_WORK ORDER_
The records below are to be reproduced exactly, with every picture left out.

_SOURCE DATA_
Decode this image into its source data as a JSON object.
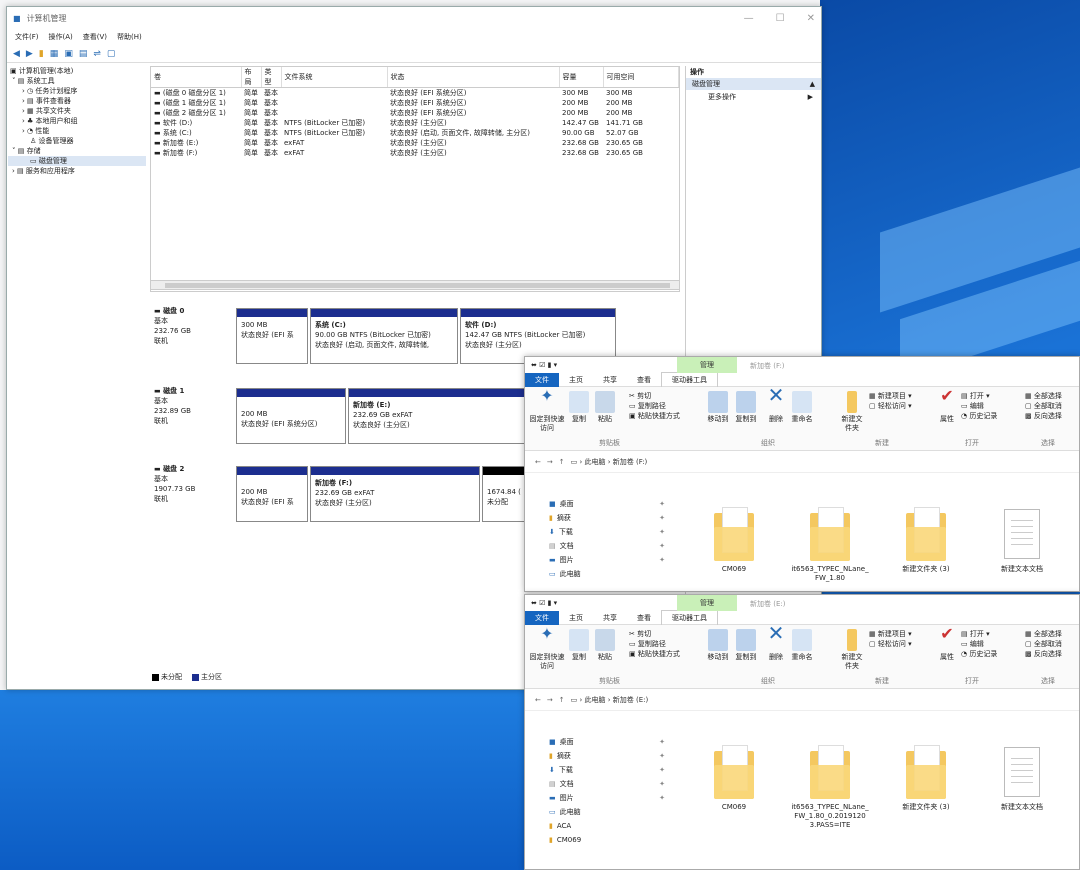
{
  "compmgmt": {
    "title": "计算机管理",
    "menu": [
      "文件(F)",
      "操作(A)",
      "查看(V)",
      "帮助(H)"
    ],
    "tree": [
      {
        "label": "计算机管理(本地)",
        "level": 0
      },
      {
        "label": "系统工具",
        "level": 1
      },
      {
        "label": "任务计划程序",
        "level": 2
      },
      {
        "label": "事件查看器",
        "level": 2
      },
      {
        "label": "共享文件夹",
        "level": 2
      },
      {
        "label": "本地用户和组",
        "level": 2
      },
      {
        "label": "性能",
        "level": 2
      },
      {
        "label": "设备管理器",
        "level": 2
      },
      {
        "label": "存储",
        "level": 1
      },
      {
        "label": "磁盘管理",
        "level": 2
      },
      {
        "label": "服务和应用程序",
        "level": 1
      }
    ],
    "columns": [
      "卷",
      "布局",
      "类型",
      "文件系统",
      "状态",
      "容量",
      "可用空间"
    ],
    "volumes": [
      [
        "(磁盘 0 磁盘分区 1)",
        "简单",
        "基本",
        "",
        "状态良好 (EFI 系统分区)",
        "300 MB",
        "300 MB"
      ],
      [
        "(磁盘 1 磁盘分区 1)",
        "简单",
        "基本",
        "",
        "状态良好 (EFI 系统分区)",
        "200 MB",
        "200 MB"
      ],
      [
        "(磁盘 2 磁盘分区 1)",
        "简单",
        "基本",
        "",
        "状态良好 (EFI 系统分区)",
        "200 MB",
        "200 MB"
      ],
      [
        "软件 (D:)",
        "简单",
        "基本",
        "NTFS (BitLocker 已加密)",
        "状态良好 (主分区)",
        "142.47 GB",
        "141.71 GB"
      ],
      [
        "系统 (C:)",
        "简单",
        "基本",
        "NTFS (BitLocker 已加密)",
        "状态良好 (启动, 页面文件, 故障转储, 主分区)",
        "90.00 GB",
        "52.07 GB"
      ],
      [
        "新加卷 (E:)",
        "简单",
        "基本",
        "exFAT",
        "状态良好 (主分区)",
        "232.68 GB",
        "230.65 GB"
      ],
      [
        "新加卷 (F:)",
        "简单",
        "基本",
        "exFAT",
        "状态良好 (主分区)",
        "232.68 GB",
        "230.65 GB"
      ]
    ],
    "actions": {
      "header": "操作",
      "selected": "磁盘管理",
      "more": "更多操作"
    },
    "disks": [
      {
        "name": "磁盘 0",
        "type": "基本",
        "size": "232.76 GB",
        "status": "联机",
        "parts": [
          {
            "title": "",
            "line1": "300 MB",
            "line2": "状态良好 (EFI 系"
          },
          {
            "title": "系统 (C:)",
            "line1": "90.00 GB NTFS (BitLocker 已加密)",
            "line2": "状态良好 (启动, 页面文件, 故障转储,"
          },
          {
            "title": "软件 (D:)",
            "line1": "142.47 GB NTFS (BitLocker 已加密)",
            "line2": "状态良好 (主分区)"
          }
        ]
      },
      {
        "name": "磁盘 1",
        "type": "基本",
        "size": "232.89 GB",
        "status": "联机",
        "parts": [
          {
            "title": "",
            "line1": "200 MB",
            "line2": "状态良好 (EFI 系统分区)"
          },
          {
            "title": "新加卷 (E:)",
            "line1": "232.69 GB exFAT",
            "line2": "状态良好 (主分区)"
          }
        ]
      },
      {
        "name": "磁盘 2",
        "type": "基本",
        "size": "1907.73 GB",
        "status": "联机",
        "parts": [
          {
            "title": "",
            "line1": "200 MB",
            "line2": "状态良好 (EFI 系"
          },
          {
            "title": "新加卷 (F:)",
            "line1": "232.69 GB exFAT",
            "line2": "状态良好 (主分区)"
          },
          {
            "title": "",
            "line1": "1674.84 (",
            "line2": "未分配"
          }
        ]
      }
    ],
    "legend": [
      "未分配",
      "主分区"
    ]
  },
  "explorer_common": {
    "manage": "管理",
    "tabs": [
      "文件",
      "主页",
      "共享",
      "查看",
      "驱动器工具"
    ],
    "ribbon": {
      "pin": "固定到快速访问",
      "copy": "复制",
      "paste": "粘贴",
      "cut": "剪切",
      "copy_path": "复制路径",
      "paste_shortcut": "粘贴快捷方式",
      "move_to": "移动到",
      "copy_to": "复制到",
      "delete": "删除",
      "rename": "重命名",
      "new_folder": "新建文件夹",
      "new_item": "新建项目",
      "easy_access": "轻松访问",
      "properties": "属性",
      "open": "打开",
      "edit": "编辑",
      "history": "历史记录",
      "select_all": "全部选择",
      "select_none": "全部取消",
      "invert": "反向选择",
      "grp_clipboard": "剪贴板",
      "grp_organize": "组织",
      "grp_new": "新建",
      "grp_open": "打开",
      "grp_select": "选择"
    },
    "this_pc": "此电脑"
  },
  "explorer_f": {
    "title_path": "新加卷 (F:)",
    "drive": "新加卷 (F:)",
    "nav": [
      "桌面",
      "摘获",
      "下载",
      "文档",
      "图片",
      "此电脑"
    ],
    "files": [
      {
        "name": "CM069",
        "kind": "folder"
      },
      {
        "name": "it6563_TYPEC_NLane_FW_1.80",
        "kind": "folder"
      },
      {
        "name": "新建文件夹 (3)",
        "kind": "folder"
      },
      {
        "name": "新建文本文档",
        "kind": "doc"
      }
    ]
  },
  "explorer_e": {
    "title_path": "新加卷 (E:)",
    "drive": "新加卷 (E:)",
    "nav": [
      "桌面",
      "摘获",
      "下载",
      "文档",
      "图片",
      "此电脑",
      "ACA",
      "CM069"
    ],
    "files": [
      {
        "name": "CM069",
        "kind": "folder"
      },
      {
        "name": "it6563_TYPEC_NLane_FW_1.80_0.20191203.PASS=ITE",
        "kind": "folder"
      },
      {
        "name": "新建文件夹 (3)",
        "kind": "folder"
      },
      {
        "name": "新建文本文档",
        "kind": "doc"
      }
    ]
  }
}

_RESPONSE FOR THIS EXERCISE_
Decode this image into its source data as a JSON object.
{
  "compmgmt": {
    "title": "计算机管理",
    "menu": [
      "文件(F)",
      "操作(A)",
      "查看(V)",
      "帮助(H)"
    ],
    "tree": [
      {
        "label": "计算机管理(本地)",
        "level": 0
      },
      {
        "label": "系统工具",
        "level": 1
      },
      {
        "label": "任务计划程序",
        "level": 2
      },
      {
        "label": "事件查看器",
        "level": 2
      },
      {
        "label": "共享文件夹",
        "level": 2
      },
      {
        "label": "本地用户和组",
        "level": 2
      },
      {
        "label": "性能",
        "level": 2
      },
      {
        "label": "设备管理器",
        "level": 2
      },
      {
        "label": "存储",
        "level": 1
      },
      {
        "label": "磁盘管理",
        "level": 2
      },
      {
        "label": "服务和应用程序",
        "level": 1
      }
    ],
    "columns": [
      "卷",
      "布局",
      "类型",
      "文件系统",
      "状态",
      "容量",
      "可用空间"
    ],
    "volumes": [
      [
        "(磁盘 0 磁盘分区 1)",
        "简单",
        "基本",
        "",
        "状态良好 (EFI 系统分区)",
        "300 MB",
        "300 MB"
      ],
      [
        "(磁盘 1 磁盘分区 1)",
        "简单",
        "基本",
        "",
        "状态良好 (EFI 系统分区)",
        "200 MB",
        "200 MB"
      ],
      [
        "(磁盘 2 磁盘分区 1)",
        "简单",
        "基本",
        "",
        "状态良好 (EFI 系统分区)",
        "200 MB",
        "200 MB"
      ],
      [
        "软件 (D:)",
        "简单",
        "基本",
        "NTFS (BitLocker 已加密)",
        "状态良好 (主分区)",
        "142.47 GB",
        "141.71 GB"
      ],
      [
        "系统 (C:)",
        "简单",
        "基本",
        "NTFS (BitLocker 已加密)",
        "状态良好 (启动, 页面文件, 故障转储, 主分区)",
        "90.00 GB",
        "52.07 GB"
      ],
      [
        "新加卷 (E:)",
        "简单",
        "基本",
        "exFAT",
        "状态良好 (主分区)",
        "232.68 GB",
        "230.65 GB"
      ],
      [
        "新加卷 (F:)",
        "简单",
        "基本",
        "exFAT",
        "状态良好 (主分区)",
        "232.68 GB",
        "230.65 GB"
      ]
    ],
    "actions": {
      "header": "操作",
      "selected": "磁盘管理",
      "more": "更多操作"
    },
    "disks": [
      {
        "name": "磁盘 0",
        "type": "基本",
        "size": "232.76 GB",
        "status": "联机",
        "parts": [
          {
            "title": "",
            "line1": "300 MB",
            "line2": "状态良好 (EFI 系"
          },
          {
            "title": "系统 (C:)",
            "line1": "90.00 GB NTFS (BitLocker 已加密)",
            "line2": "状态良好 (启动, 页面文件, 故障转储,"
          },
          {
            "title": "软件 (D:)",
            "line1": "142.47 GB NTFS (BitLocker 已加密)",
            "line2": "状态良好 (主分区)"
          }
        ]
      },
      {
        "name": "磁盘 1",
        "type": "基本",
        "size": "232.89 GB",
        "status": "联机",
        "parts": [
          {
            "title": "",
            "line1": "200 MB",
            "line2": "状态良好 (EFI 系统分区)"
          },
          {
            "title": "新加卷 (E:)",
            "line1": "232.69 GB exFAT",
            "line2": "状态良好 (主分区)"
          }
        ]
      },
      {
        "name": "磁盘 2",
        "type": "基本",
        "size": "1907.73 GB",
        "status": "联机",
        "parts": [
          {
            "title": "",
            "line1": "200 MB",
            "line2": "状态良好 (EFI 系"
          },
          {
            "title": "新加卷 (F:)",
            "line1": "232.69 GB exFAT",
            "line2": "状态良好 (主分区)"
          },
          {
            "title": "",
            "line1": "1674.84 (",
            "line2": "未分配"
          }
        ]
      }
    ],
    "legend": [
      "未分配",
      "主分区"
    ]
  },
  "explorer_common": {
    "manage": "管理",
    "tabs": [
      "文件",
      "主页",
      "共享",
      "查看",
      "驱动器工具"
    ],
    "ribbon": {
      "pin": "固定到快速访问",
      "copy": "复制",
      "paste": "粘贴",
      "cut": "剪切",
      "copy_path": "复制路径",
      "paste_shortcut": "粘贴快捷方式",
      "move_to": "移动到",
      "copy_to": "复制到",
      "delete": "删除",
      "rename": "重命名",
      "new_folder": "新建文件夹",
      "new_item": "新建项目",
      "easy_access": "轻松访问",
      "properties": "属性",
      "open": "打开",
      "edit": "编辑",
      "history": "历史记录",
      "select_all": "全部选择",
      "select_none": "全部取消",
      "invert": "反向选择",
      "grp_clipboard": "剪贴板",
      "grp_organize": "组织",
      "grp_new": "新建",
      "grp_open": "打开",
      "grp_select": "选择"
    },
    "this_pc": "此电脑"
  },
  "explorer_f": {
    "title_path": "新加卷 (F:)",
    "drive": "新加卷 (F:)",
    "nav": [
      "桌面",
      "摘获",
      "下载",
      "文档",
      "图片",
      "此电脑"
    ],
    "files": [
      {
        "name": "CM069",
        "kind": "folder"
      },
      {
        "name": "it6563_TYPEC_NLane_FW_1.80",
        "kind": "folder"
      },
      {
        "name": "新建文件夹 (3)",
        "kind": "folder"
      },
      {
        "name": "新建文本文档",
        "kind": "doc"
      }
    ]
  },
  "explorer_e": {
    "title_path": "新加卷 (E:)",
    "drive": "新加卷 (E:)",
    "nav": [
      "桌面",
      "摘获",
      "下载",
      "文档",
      "图片",
      "此电脑",
      "ACA",
      "CM069"
    ],
    "files": [
      {
        "name": "CM069",
        "kind": "folder"
      },
      {
        "name": "it6563_TYPEC_NLane_FW_1.80_0.20191203.PASS=ITE",
        "kind": "folder"
      },
      {
        "name": "新建文件夹 (3)",
        "kind": "folder"
      },
      {
        "name": "新建文本文档",
        "kind": "doc"
      }
    ]
  }
}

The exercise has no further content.